Web surfers, like goldfish, suffer from short–term memory. According to Wikipedia, short-term memory refers to the capacity for holding a small amount of information in mind in an active, readily available state for a short period of time.
While discovery channel’s show Mythbusters was able to prove that a goldfish has a longer memory span than commonly believed, I don’t think anyone can really argue that website visitors have the shortest memory/attention span of any other form of communication.
To keep a new site visitor more than few seconds is harder than bringing him in for the first visit. When someone shows up, you don’t want to miss that opportunity of making him stick. The recreation industry figured out that good hospitality is a way to keep their customers coming back for more. Welcoming a visitor online should not be in a less hospital manner. Hospitality on the web means to treat your visitor like a true guest; a guest that needs to be welcomed and looked after. Sometimes good companies don’t realize this and end up with a bad website; it is not what we want for ours.
What can you do to keep your site visitors coming back once they show up? Here is a summary of my research around the Web:
- You MUST explain the main service you offer in a very simple and clear manner. Try something new, clear and profound. Place it somewhere at the top of your home page with clear spacing around it in order for it to stand out. That is your elevator pitch, make it right to catch attention.
- Highlight your service action button in a blunt clear way. Provide big buttons with clear messages. The fewer the services the better, in order not to confuse your site visitors.

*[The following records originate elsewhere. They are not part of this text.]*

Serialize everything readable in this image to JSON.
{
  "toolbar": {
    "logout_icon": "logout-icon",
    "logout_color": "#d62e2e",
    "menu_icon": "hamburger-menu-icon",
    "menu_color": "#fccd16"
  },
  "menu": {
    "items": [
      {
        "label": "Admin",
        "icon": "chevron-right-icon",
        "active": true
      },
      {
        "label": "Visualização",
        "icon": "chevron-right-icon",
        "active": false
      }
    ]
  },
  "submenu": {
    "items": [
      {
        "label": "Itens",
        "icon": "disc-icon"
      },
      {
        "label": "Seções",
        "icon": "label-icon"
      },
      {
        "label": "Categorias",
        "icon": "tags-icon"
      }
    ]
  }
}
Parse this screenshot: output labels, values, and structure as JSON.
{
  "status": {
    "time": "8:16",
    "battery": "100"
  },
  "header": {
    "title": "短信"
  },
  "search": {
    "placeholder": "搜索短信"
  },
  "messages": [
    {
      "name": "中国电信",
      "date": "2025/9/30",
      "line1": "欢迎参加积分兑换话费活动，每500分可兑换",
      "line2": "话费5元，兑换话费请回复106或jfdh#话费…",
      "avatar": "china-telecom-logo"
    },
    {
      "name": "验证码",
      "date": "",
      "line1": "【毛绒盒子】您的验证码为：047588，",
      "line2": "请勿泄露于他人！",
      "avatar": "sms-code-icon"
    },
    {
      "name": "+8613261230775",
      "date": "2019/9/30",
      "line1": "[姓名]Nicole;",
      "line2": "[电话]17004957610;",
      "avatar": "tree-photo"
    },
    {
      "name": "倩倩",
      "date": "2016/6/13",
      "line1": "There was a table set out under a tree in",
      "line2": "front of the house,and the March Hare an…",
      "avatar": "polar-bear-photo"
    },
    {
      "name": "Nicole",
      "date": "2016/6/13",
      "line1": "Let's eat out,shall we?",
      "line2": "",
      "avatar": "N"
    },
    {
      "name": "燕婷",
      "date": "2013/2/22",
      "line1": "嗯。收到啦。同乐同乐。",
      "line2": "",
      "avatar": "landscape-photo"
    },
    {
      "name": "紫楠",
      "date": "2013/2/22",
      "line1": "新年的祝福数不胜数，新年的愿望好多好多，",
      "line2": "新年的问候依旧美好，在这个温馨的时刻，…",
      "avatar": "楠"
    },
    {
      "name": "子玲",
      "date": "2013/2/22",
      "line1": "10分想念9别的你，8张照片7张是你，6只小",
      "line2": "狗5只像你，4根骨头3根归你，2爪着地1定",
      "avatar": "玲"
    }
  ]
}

If you offer many services, pick the most important three to show on your home page, and provide a link to the full list. Learn from Obama, he raised nearly $200 million online with a simple red big ‘Donate Now’ button.
- Provide easy means for feedback with different options ranging from simple like/dislike buttons for lazy users, to full commentary fields. That shows how much you respect and appreciate your visitors’ opinions and make them feel more welcomed.
- Provide registration options in one simple easy step right on your home page. Web users are lazy. Try to gather minimal information at first step and give optional additional fields for users interested in going the extra mile. When I first landed on Facebook’s homepage, I didn’t have to think twice, the sign up fields were there and ready to be filled.
- In terms of writing style whether it is a blog post or an editorial column, there are two major things to keep in mind: Storytelling and Attitude. Humans are storytellers by nature; we want to hear stories and like to repeat them. Attitude also serves as a mean to distinguish your character and adds to your site’s credibility.
- Build an innovative user experience. We are in an era where rich media content applications are easy to implement. New pleasant experiences would easily catch the eye of your new site visitors. It also adds to your site’s credibility. It is certainly what kept people hooked to Google Maps and Apple’s iPhone.
- Diverse your ways of giving information. Some people are more visual than others, if an illustration can sum up a long article, then I would go for it. It adds a visual element to your site and helps attract people’s attention.
- Add ‘Add this’ button, it gives your visitors an easy way to bookmark your website and share it with their friends and social networks.
The world is becoming faster and faster each day, people on the web find it hard to focus on what they really want with the flood of information out there. Simplicity and direct communication may be the way to stand out and get the attention of our goldfish attention spanned visitors before they jump to another website.
One question left to end up this post: What caught your attention to read it? :)
P.S: Thank you Cletus International of Flikr for the adorable goldfish photo.